So, what to drink on Memorial Day?  It's a question I'm wresting with more than in years past. 

On Friday evening I trudged down to the basement with domestic wines on my mind (drinking
French or Argentine wine just wouldn't feel right.)  But as I surveyed my options, it hit me that what little US-produced wines are down there - a topic for another time - are wholly inappropriate for this weekend.

It's hot and humid in the Midwest. We'll be eating burgers, dogs, chicken, corn, potato salad, and other goodies done on the grill if we're lucky.  That means sweet sauces, condiments, and lots of napkins.  As it does in other seasons, the weather and the menu drive the wine choice.  Which leads to a bit of a challenge when using the criteria of a) only American wines, and b) crowd-pleasing (code for broadly appealing, but also less expensive.)

On the white side, chardonnay is the default, but they're just too rich and cloying for hot weather. Same goes for moscato, not that you'll find any of it in my hand.  So, we're left with the not-too-shabby sauvignon blanc.  Look for Geyser Peak.  At $10, they've remained true to making this wine with crisp, refreshing flavors of Grannysmith apples and fresh-cut grass. Perfect quaffing for garden gatherings.

On the red front, zin, once the go-to drink for BBQ, has become just too overblown.  Cab's too
serious (and expensive), pinot's too syrupy anymore, and many of the new, trendy blends are as overblown and gloppy as zin has become.  For the same reasons you don't want to drink and imperial IPA in the hot sun, you want to avoid these high brix/high ABV wines. What does that leave us?  Two options: syrah and merlot.  Syrah is too tricky to find consistently, so my #1 recommendation is a Columbia Valley merlot.  Snoqualmie makes one for $9 that is plump enough to stand up to grilled fare, and which novices and snobs alike will appreciate.

Whatever you're drinking, perhaps you'll find a moment of remembrance somewhere along the way for the generous men and women for whom this holiday was intended to honor.  Without them, so many of our freedoms would live only in our imagination.  Including the luxury of wine writing.

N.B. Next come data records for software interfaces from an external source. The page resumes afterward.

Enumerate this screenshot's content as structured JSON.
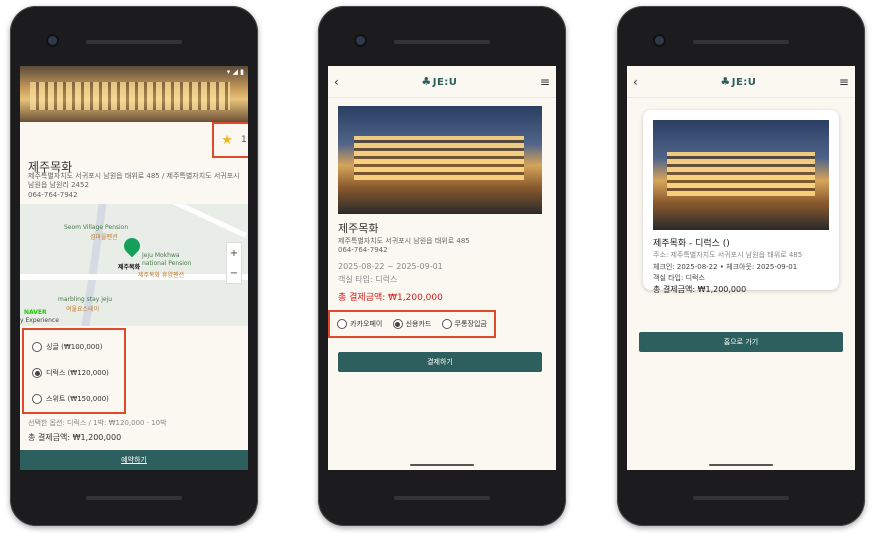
{
  "phone1": {
    "favorite_count": "1",
    "title": "제주목화",
    "address": "제주특별자치도 서귀포시 남원읍 태위로 485 / 제주특별자치도 서귀포시 남원읍 남원리 2452",
    "phone": "064-764-7942",
    "map": {
      "label_seom": "Seom Village Pension",
      "label_seom_kr": "섬마을펜션",
      "label_jeju": "Jeju Mokhwa",
      "label_jeju2": "national Pension",
      "pin_label": "제주목화",
      "label_mokhwa_kr": "제주목화 휴양펜션",
      "label_marbling": "marbling stay jeju",
      "label_marbling_kr": "여울요스테이",
      "naver": "NAVER",
      "naver2": "y Experience",
      "zoom_in": "+",
      "zoom_out": "−"
    },
    "rooms": [
      {
        "label": "싱글 (₩100,000)",
        "selected": false
      },
      {
        "label": "디럭스 (₩120,000)",
        "selected": true
      },
      {
        "label": "스위트 (₩150,000)",
        "selected": false
      }
    ],
    "selected_info": "선택한 옵션: 디럭스 / 1박: ₩120,000 · 10박",
    "total": "총 결제금액: ₩1,200,000",
    "reserve_label": "예약하기"
  },
  "phone2": {
    "logo": "JE:U",
    "title": "제주목화",
    "address": "제주특별자치도 서귀포시 남원읍 태위로 485",
    "phone": "064-764-7942",
    "dates": "2025-08-22 ~ 2025-09-01",
    "room_type": "객실 타입: 디럭스",
    "total": "총 결제금액: ₩1,200,000",
    "payments": [
      {
        "label": "카카오페이",
        "selected": false
      },
      {
        "label": "신용카드",
        "selected": true
      },
      {
        "label": "무통장입금",
        "selected": false
      }
    ],
    "pay_label": "결제하기"
  },
  "phone3": {
    "logo": "JE:U",
    "title": "제주목화 - 디럭스 ()",
    "address": "주소: 제주특별자치도 서귀포시 남원읍 태위로 485",
    "dates": "체크인: 2025-08-22  •  체크아웃: 2025-09-01",
    "room_type": "객실 타입: 디럭스",
    "total": "총 결제금액: ₩1,200,000",
    "home_label": "홈으로 가기"
  },
  "colors": {
    "accent": "#2c5f5d",
    "highlight": "#e04a2a",
    "price_red": "#d01e1e"
  }
}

Happy Memorial Day.  Please have a safe and relaxing weekend.